- Extracted data entries:
+---+
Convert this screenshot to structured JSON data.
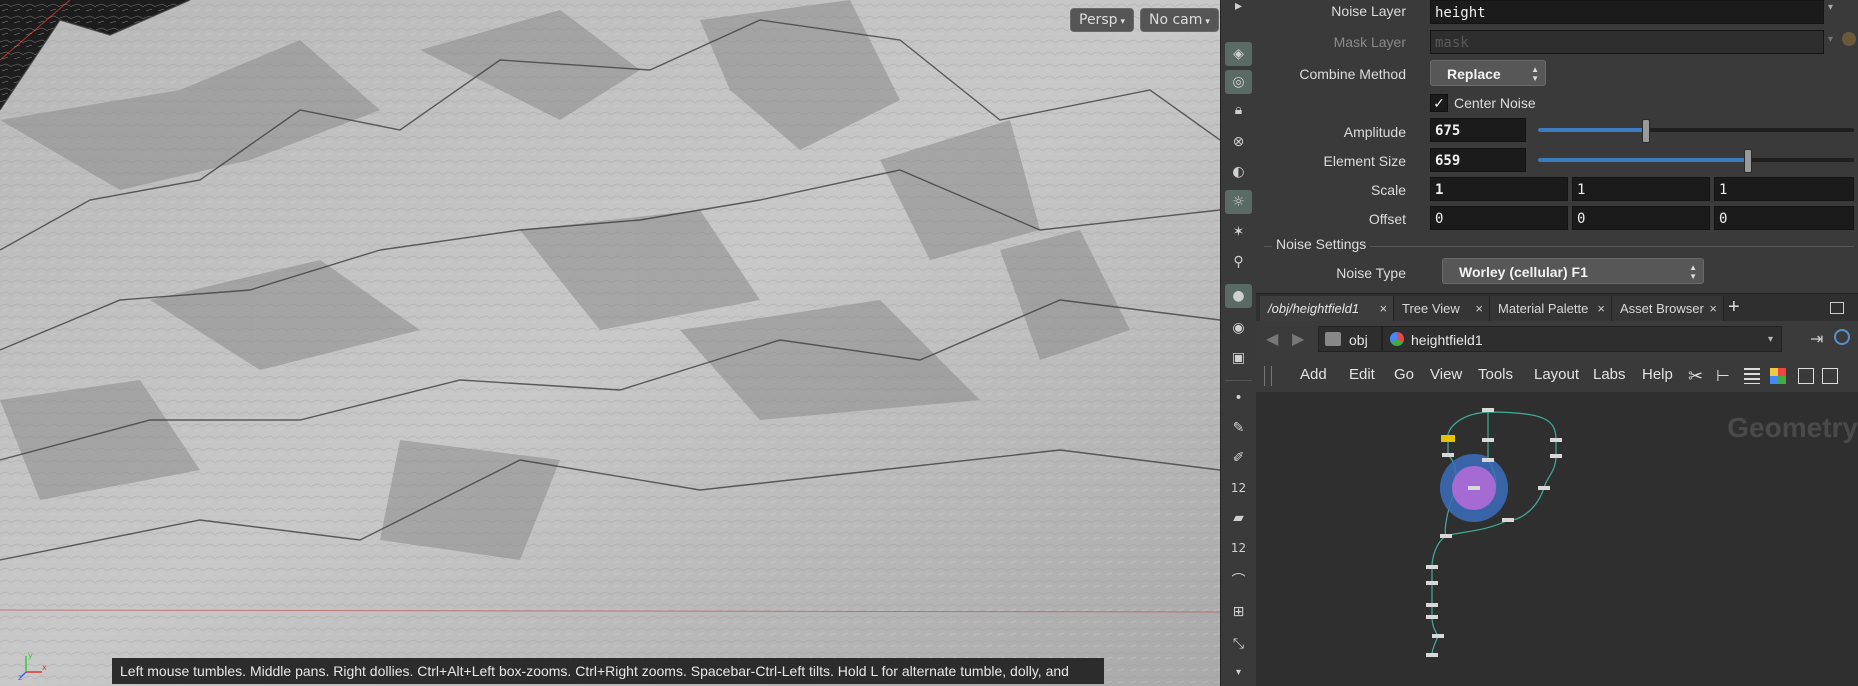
{
  "viewport": {
    "persp_label": "Persp",
    "cam_label": "No cam",
    "status_text": "Left mouse tumbles. Middle pans. Right dollies. Ctrl+Alt+Left box-zooms. Ctrl+Right zooms. Spacebar-Ctrl-Left tilts. Hold L for alternate tumble, dolly, and zoom.",
    "axis_labels": {
      "x": "x",
      "y": "y",
      "z": "z"
    }
  },
  "toolbar": {
    "icons": [
      "display-options-icon",
      "ghost-icon",
      "lock-icon",
      "close-circle-icon",
      "headlight-icon",
      "light-bulb-icon",
      "point-light-icon",
      "spot-light-icon",
      "render-sphere-icon",
      "eye-camera-icon",
      "camera-icon",
      "point-icon",
      "brush-icon",
      "pin-icon",
      "number-icon",
      "stamp-icon",
      "number-icon",
      "curve-icon",
      "transform-icon",
      "handle-icon"
    ],
    "number_label_1": "12",
    "number_label_2": "12"
  },
  "params": {
    "noise_layer": {
      "label": "Noise Layer",
      "value": "height"
    },
    "mask_layer": {
      "label": "Mask Layer",
      "value": "mask"
    },
    "combine_method": {
      "label": "Combine Method",
      "value": "Replace"
    },
    "center_noise": {
      "label": "Center Noise",
      "checked": true
    },
    "amplitude": {
      "label": "Amplitude",
      "value": "675",
      "slider_fraction": 0.34
    },
    "element_size": {
      "label": "Element Size",
      "value": "659",
      "slider_fraction": 0.66
    },
    "scale": {
      "label": "Scale",
      "values": [
        "1",
        "1",
        "1"
      ]
    },
    "offset": {
      "label": "Offset",
      "values": [
        "0",
        "0",
        "0"
      ]
    },
    "noise_settings": {
      "label": "Noise Settings"
    },
    "noise_type": {
      "label": "Noise Type",
      "value": "Worley (cellular) F1"
    }
  },
  "tabs": [
    {
      "label": "/obj/heightfield1",
      "active": true
    },
    {
      "label": "Tree View"
    },
    {
      "label": "Material Palette"
    },
    {
      "label": "Asset Browser"
    }
  ],
  "pathbar": {
    "root": "obj",
    "node": "heightfield1"
  },
  "menubar": {
    "items": [
      "Add",
      "Edit",
      "Go",
      "View",
      "Tools",
      "Layout",
      "Labs",
      "Help"
    ]
  },
  "network": {
    "context_label": "Geometry"
  },
  "colors": {
    "accent_blue": "#3c7cc0",
    "wire_teal": "#3fae9a",
    "selected_yellow": "#e6c200"
  }
}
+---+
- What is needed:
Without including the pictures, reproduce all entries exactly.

- Response to the exercise:
Convert this screenshot to structured JSON data.
{
  "viewport": {
    "persp_label": "Persp",
    "cam_label": "No cam",
    "status_text": "Left mouse tumbles. Middle pans. Right dollies. Ctrl+Alt+Left box-zooms. Ctrl+Right zooms. Spacebar-Ctrl-Left tilts. Hold L for alternate tumble, dolly, and zoom.",
    "axis_labels": {
      "x": "x",
      "y": "y",
      "z": "z"
    }
  },
  "toolbar": {
    "icons": [
      "display-options-icon",
      "ghost-icon",
      "lock-icon",
      "close-circle-icon",
      "headlight-icon",
      "light-bulb-icon",
      "point-light-icon",
      "spot-light-icon",
      "render-sphere-icon",
      "eye-camera-icon",
      "camera-icon",
      "point-icon",
      "brush-icon",
      "pin-icon",
      "number-icon",
      "stamp-icon",
      "number-icon",
      "curve-icon",
      "transform-icon",
      "handle-icon"
    ],
    "number_label_1": "12",
    "number_label_2": "12"
  },
  "params": {
    "noise_layer": {
      "label": "Noise Layer",
      "value": "height"
    },
    "mask_layer": {
      "label": "Mask Layer",
      "value": "mask"
    },
    "combine_method": {
      "label": "Combine Method",
      "value": "Replace"
    },
    "center_noise": {
      "label": "Center Noise",
      "checked": true
    },
    "amplitude": {
      "label": "Amplitude",
      "value": "675",
      "slider_fraction": 0.34
    },
    "element_size": {
      "label": "Element Size",
      "value": "659",
      "slider_fraction": 0.66
    },
    "scale": {
      "label": "Scale",
      "values": [
        "1",
        "1",
        "1"
      ]
    },
    "offset": {
      "label": "Offset",
      "values": [
        "0",
        "0",
        "0"
      ]
    },
    "noise_settings": {
      "label": "Noise Settings"
    },
    "noise_type": {
      "label": "Noise Type",
      "value": "Worley (cellular) F1"
    }
  },
  "tabs": [
    {
      "label": "/obj/heightfield1",
      "active": true
    },
    {
      "label": "Tree View"
    },
    {
      "label": "Material Palette"
    },
    {
      "label": "Asset Browser"
    }
  ],
  "pathbar": {
    "root": "obj",
    "node": "heightfield1"
  },
  "menubar": {
    "items": [
      "Add",
      "Edit",
      "Go",
      "View",
      "Tools",
      "Layout",
      "Labs",
      "Help"
    ]
  },
  "network": {
    "context_label": "Geometry"
  },
  "colors": {
    "accent_blue": "#3c7cc0",
    "wire_teal": "#3fae9a",
    "selected_yellow": "#e6c200"
  }
}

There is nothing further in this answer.